>>

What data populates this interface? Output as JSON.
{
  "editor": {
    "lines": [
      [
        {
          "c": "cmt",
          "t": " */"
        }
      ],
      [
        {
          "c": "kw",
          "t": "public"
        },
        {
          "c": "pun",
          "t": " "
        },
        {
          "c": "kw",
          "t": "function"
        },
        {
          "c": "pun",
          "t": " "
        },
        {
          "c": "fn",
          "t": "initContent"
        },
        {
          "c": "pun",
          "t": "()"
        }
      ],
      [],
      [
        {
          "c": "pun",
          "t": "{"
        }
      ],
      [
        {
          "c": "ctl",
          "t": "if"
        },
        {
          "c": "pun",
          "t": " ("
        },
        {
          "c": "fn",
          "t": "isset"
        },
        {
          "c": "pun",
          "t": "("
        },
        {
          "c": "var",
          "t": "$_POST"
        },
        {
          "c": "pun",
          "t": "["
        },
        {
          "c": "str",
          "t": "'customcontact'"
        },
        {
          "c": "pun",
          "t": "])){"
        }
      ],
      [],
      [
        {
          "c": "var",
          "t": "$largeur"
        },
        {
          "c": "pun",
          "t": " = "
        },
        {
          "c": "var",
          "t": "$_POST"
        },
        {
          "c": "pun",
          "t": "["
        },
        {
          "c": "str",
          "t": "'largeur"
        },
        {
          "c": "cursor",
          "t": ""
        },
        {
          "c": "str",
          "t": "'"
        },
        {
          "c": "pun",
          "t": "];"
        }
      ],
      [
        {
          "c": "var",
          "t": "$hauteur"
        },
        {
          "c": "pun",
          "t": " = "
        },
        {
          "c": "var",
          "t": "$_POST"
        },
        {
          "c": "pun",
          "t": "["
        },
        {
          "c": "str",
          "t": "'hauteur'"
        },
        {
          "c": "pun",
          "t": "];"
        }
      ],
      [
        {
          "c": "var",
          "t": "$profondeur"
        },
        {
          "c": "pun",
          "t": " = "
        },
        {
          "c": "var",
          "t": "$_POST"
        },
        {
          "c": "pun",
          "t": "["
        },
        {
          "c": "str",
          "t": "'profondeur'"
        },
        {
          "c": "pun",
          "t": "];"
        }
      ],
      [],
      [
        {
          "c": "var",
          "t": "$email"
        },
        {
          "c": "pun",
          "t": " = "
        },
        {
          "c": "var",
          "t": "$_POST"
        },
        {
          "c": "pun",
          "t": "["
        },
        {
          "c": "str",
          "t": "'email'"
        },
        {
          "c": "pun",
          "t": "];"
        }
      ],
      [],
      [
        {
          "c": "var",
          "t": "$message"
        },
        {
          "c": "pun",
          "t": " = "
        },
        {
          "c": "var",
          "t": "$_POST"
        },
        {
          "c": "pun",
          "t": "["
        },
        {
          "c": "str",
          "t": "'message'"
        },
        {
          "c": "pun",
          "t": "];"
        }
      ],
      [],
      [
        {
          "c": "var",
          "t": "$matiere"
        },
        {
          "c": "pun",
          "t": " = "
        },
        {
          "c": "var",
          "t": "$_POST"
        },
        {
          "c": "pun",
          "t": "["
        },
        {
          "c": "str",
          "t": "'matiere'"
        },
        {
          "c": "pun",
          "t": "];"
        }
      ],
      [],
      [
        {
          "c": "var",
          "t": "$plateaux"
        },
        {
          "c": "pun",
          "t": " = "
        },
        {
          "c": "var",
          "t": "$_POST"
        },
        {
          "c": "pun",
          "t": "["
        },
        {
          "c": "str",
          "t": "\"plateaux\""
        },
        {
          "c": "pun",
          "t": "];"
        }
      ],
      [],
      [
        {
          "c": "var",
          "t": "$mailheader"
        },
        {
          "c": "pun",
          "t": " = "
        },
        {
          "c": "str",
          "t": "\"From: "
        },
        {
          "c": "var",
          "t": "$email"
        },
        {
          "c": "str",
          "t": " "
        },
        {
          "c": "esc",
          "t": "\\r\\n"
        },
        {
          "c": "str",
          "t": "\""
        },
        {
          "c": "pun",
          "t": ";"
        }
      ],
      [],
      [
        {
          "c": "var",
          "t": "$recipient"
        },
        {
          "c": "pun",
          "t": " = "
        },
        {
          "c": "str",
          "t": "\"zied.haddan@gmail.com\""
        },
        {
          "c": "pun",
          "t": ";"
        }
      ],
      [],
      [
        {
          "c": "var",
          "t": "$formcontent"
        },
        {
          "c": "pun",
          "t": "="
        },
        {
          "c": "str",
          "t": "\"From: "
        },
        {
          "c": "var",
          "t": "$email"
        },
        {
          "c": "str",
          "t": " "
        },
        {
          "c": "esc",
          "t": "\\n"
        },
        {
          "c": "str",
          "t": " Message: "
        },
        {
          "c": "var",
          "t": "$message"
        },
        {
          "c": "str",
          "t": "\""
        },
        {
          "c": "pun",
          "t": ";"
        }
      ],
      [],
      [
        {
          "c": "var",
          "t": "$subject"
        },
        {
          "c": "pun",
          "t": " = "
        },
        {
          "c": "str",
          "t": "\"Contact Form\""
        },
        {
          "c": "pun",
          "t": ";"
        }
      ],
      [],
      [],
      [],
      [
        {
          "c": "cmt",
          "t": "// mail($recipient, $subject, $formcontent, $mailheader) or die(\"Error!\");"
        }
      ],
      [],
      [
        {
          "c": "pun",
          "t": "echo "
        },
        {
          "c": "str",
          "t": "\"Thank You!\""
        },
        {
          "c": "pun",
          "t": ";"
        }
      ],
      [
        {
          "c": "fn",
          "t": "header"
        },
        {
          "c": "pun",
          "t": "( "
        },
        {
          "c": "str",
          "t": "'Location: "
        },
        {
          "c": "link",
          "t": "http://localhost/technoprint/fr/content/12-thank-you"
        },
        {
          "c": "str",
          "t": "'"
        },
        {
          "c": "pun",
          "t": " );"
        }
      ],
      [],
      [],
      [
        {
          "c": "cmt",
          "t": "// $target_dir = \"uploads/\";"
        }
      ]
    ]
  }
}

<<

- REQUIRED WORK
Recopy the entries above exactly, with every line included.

- SOLUTION TO THE EXERCISE
What data populates this interface? Output as JSON.
{
  "editor": {
    "lines": [
      [
        {
          "c": "cmt",
          "t": " */"
        }
      ],
      [
        {
          "c": "kw",
          "t": "public"
        },
        {
          "c": "pun",
          "t": " "
        },
        {
          "c": "kw",
          "t": "function"
        },
        {
          "c": "pun",
          "t": " "
        },
        {
          "c": "fn",
          "t": "initContent"
        },
        {
          "c": "pun",
          "t": "()"
        }
      ],
      [],
      [
        {
          "c": "pun",
          "t": "{"
        }
      ],
      [
        {
          "c": "ctl",
          "t": "if"
        },
        {
          "c": "pun",
          "t": " ("
        },
        {
          "c": "fn",
          "t": "isset"
        },
        {
          "c": "pun",
          "t": "("
        },
        {
          "c": "var",
          "t": "$_POST"
        },
        {
          "c": "pun",
          "t": "["
        },
        {
          "c": "str",
          "t": "'customcontact'"
        },
        {
          "c": "pun",
          "t": "])){"
        }
      ],
      [],
      [
        {
          "c": "var",
          "t": "$largeur"
        },
        {
          "c": "pun",
          "t": " = "
        },
        {
          "c": "var",
          "t": "$_POST"
        },
        {
          "c": "pun",
          "t": "["
        },
        {
          "c": "str",
          "t": "'largeur"
        },
        {
          "c": "cursor",
          "t": ""
        },
        {
          "c": "str",
          "t": "'"
        },
        {
          "c": "pun",
          "t": "];"
        }
      ],
      [
        {
          "c": "var",
          "t": "$hauteur"
        },
        {
          "c": "pun",
          "t": " = "
        },
        {
          "c": "var",
          "t": "$_POST"
        },
        {
          "c": "pun",
          "t": "["
        },
        {
          "c": "str",
          "t": "'hauteur'"
        },
        {
          "c": "pun",
          "t": "];"
        }
      ],
      [
        {
          "c": "var",
          "t": "$profondeur"
        },
        {
          "c": "pun",
          "t": " = "
        },
        {
          "c": "var",
          "t": "$_POST"
        },
        {
          "c": "pun",
          "t": "["
        },
        {
          "c": "str",
          "t": "'profondeur'"
        },
        {
          "c": "pun",
          "t": "];"
        }
      ],
      [],
      [
        {
          "c": "var",
          "t": "$email"
        },
        {
          "c": "pun",
          "t": " = "
        },
        {
          "c": "var",
          "t": "$_POST"
        },
        {
          "c": "pun",
          "t": "["
        },
        {
          "c": "str",
          "t": "'email'"
        },
        {
          "c": "pun",
          "t": "];"
        }
      ],
      [],
      [
        {
          "c": "var",
          "t": "$message"
        },
        {
          "c": "pun",
          "t": " = "
        },
        {
          "c": "var",
          "t": "$_POST"
        },
        {
          "c": "pun",
          "t": "["
        },
        {
          "c": "str",
          "t": "'message'"
        },
        {
          "c": "pun",
          "t": "];"
        }
      ],
      [],
      [
        {
          "c": "var",
          "t": "$matiere"
        },
        {
          "c": "pun",
          "t": " = "
        },
        {
          "c": "var",
          "t": "$_POST"
        },
        {
          "c": "pun",
          "t": "["
        },
        {
          "c": "str",
          "t": "'matiere'"
        },
        {
          "c": "pun",
          "t": "];"
        }
      ],
      [],
      [
        {
          "c": "var",
          "t": "$plateaux"
        },
        {
          "c": "pun",
          "t": " = "
        },
        {
          "c": "var",
          "t": "$_POST"
        },
        {
          "c": "pun",
          "t": "["
        },
        {
          "c": "str",
          "t": "\"plateaux\""
        },
        {
          "c": "pun",
          "t": "];"
        }
      ],
      [],
      [
        {
          "c": "var",
          "t": "$mailheader"
        },
        {
          "c": "pun",
          "t": " = "
        },
        {
          "c": "str",
          "t": "\"From: "
        },
        {
          "c": "var",
          "t": "$email"
        },
        {
          "c": "str",
          "t": " "
        },
        {
          "c": "esc",
          "t": "\\r\\n"
        },
        {
          "c": "str",
          "t": "\""
        },
        {
          "c": "pun",
          "t": ";"
        }
      ],
      [],
      [
        {
          "c": "var",
          "t": "$recipient"
        },
        {
          "c": "pun",
          "t": " = "
        },
        {
          "c": "str",
          "t": "\"zied.haddan@gmail.com\""
        },
        {
          "c": "pun",
          "t": ";"
        }
      ],
      [],
      [
        {
          "c": "var",
          "t": "$formcontent"
        },
        {
          "c": "pun",
          "t": "="
        },
        {
          "c": "str",
          "t": "\"From: "
        },
        {
          "c": "var",
          "t": "$email"
        },
        {
          "c": "str",
          "t": " "
        },
        {
          "c": "esc",
          "t": "\\n"
        },
        {
          "c": "str",
          "t": " Message: "
        },
        {
          "c": "var",
          "t": "$message"
        },
        {
          "c": "str",
          "t": "\""
        },
        {
          "c": "pun",
          "t": ";"
        }
      ],
      [],
      [
        {
          "c": "var",
          "t": "$subject"
        },
        {
          "c": "pun",
          "t": " = "
        },
        {
          "c": "str",
          "t": "\"Contact Form\""
        },
        {
          "c": "pun",
          "t": ";"
        }
      ],
      [],
      [],
      [],
      [
        {
          "c": "cmt",
          "t": "// mail($recipient, $subject, $formcontent, $mailheader) or die(\"Error!\");"
        }
      ],
      [],
      [
        {
          "c": "pun",
          "t": "echo "
        },
        {
          "c": "str",
          "t": "\"Thank You!\""
        },
        {
          "c": "pun",
          "t": ";"
        }
      ],
      [
        {
          "c": "fn",
          "t": "header"
        },
        {
          "c": "pun",
          "t": "( "
        },
        {
          "c": "str",
          "t": "'Location: "
        },
        {
          "c": "link",
          "t": "http://localhost/technoprint/fr/content/12-thank-you"
        },
        {
          "c": "str",
          "t": "'"
        },
        {
          "c": "pun",
          "t": " );"
        }
      ],
      [],
      [],
      [
        {
          "c": "cmt",
          "t": "// $target_dir = \"uploads/\";"
        }
      ]
    ]
  }
}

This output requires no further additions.